Prisoners of Incest [electronic resource]

This heart-wrenching documentary is actually a dramatized reconstruction of a therapy session that took place at London's famous Great Ormond Street Hospital for children. In this re-creation, actors are among those who perform in an encounter session of the type pioneered at the hospital. A family of five is reacquainted with the father after a lapse of two and a half years to enter into a discussion of the incest that occurred between the man and his daughter. The team of psychologists who introduced this pioneering type of treatment play themselves.

Night-Night [electronic resource]: The Trouble With Sleep

This episode focuses on children's sleep problems. Thirteen-year-old Katy Yates has been sleepwalking all her life. She has walked into the front garden, wandered around the house, and stolen her sister's pillows from under her head. Eleven-year-old Daniel Morgan starts banging his head as soon as he goes to sleep. Do sleep specialists have any suggestions? Every night six-year-old Holly Lentle wakes up screaming with night terrors. Unlike nightmares, her night terrors are not remembered the next morning. Four-year-old Eden Hensher takes an hour to get to sleep and then an hour later climbs into her parents' bed. The Hensher family visits a child psychologist and tries a new sleep routine-with surprising results.

Bullying [electronic resource]: Grades 6-8

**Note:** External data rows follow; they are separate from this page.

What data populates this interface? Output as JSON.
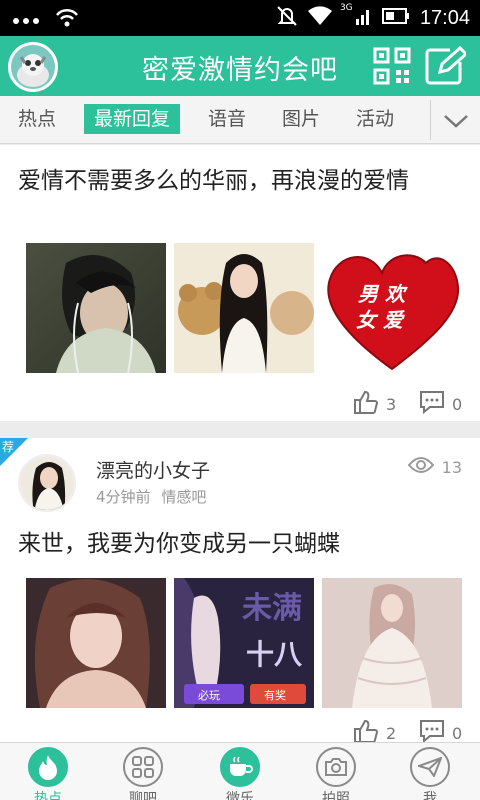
{
  "status_bar": {
    "time": "17:04",
    "network_label": "3G"
  },
  "header": {
    "title": "密爱激情约会吧"
  },
  "tabs": [
    {
      "label": "热点"
    },
    {
      "label": "最新回复"
    },
    {
      "label": "语音"
    },
    {
      "label": "图片"
    },
    {
      "label": "活动"
    }
  ],
  "posts": [
    {
      "title": "爱情不需要多么的华丽，再浪漫的爱情",
      "like_count": "3",
      "comment_count": "0",
      "image3_text_line1": "男 欢",
      "image3_text_line2": "女 爱"
    },
    {
      "badge": "荐",
      "author": "漂亮的小女子",
      "time": "4分钟前",
      "forum": "情感吧",
      "views": "13",
      "title": "来世，我要为你变成另一只蝴蝶",
      "like_count": "2",
      "comment_count": "0",
      "image2_text_big": "未满",
      "image2_text_sub": "十八",
      "image2_btn1": "必玩",
      "image2_btn2": "有奖"
    }
  ],
  "bottom_nav": [
    {
      "label": "热点"
    },
    {
      "label": "聊吧"
    },
    {
      "label": "微乐"
    },
    {
      "label": "拍照"
    },
    {
      "label": "我"
    }
  ],
  "colors": {
    "accent": "#2cc09b",
    "badge": "#2aa9e0"
  }
}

Whether it's physical or verbal, bullying can be both physically and emotionally harmful, as well as life-threatening if not dealt with in a timely manner. Most people have been victims of bullying or know others who have been. This engaging two-part video set introduces the topic of bullying and offers bullying-prevention strategies using age-appropriate language and grade-specific concepts for middle school students. In the first program, students share heartbreaking stories of real-life encounters with bullies. Also included is a video for adults that describes what bullying is and how bullying prevention works.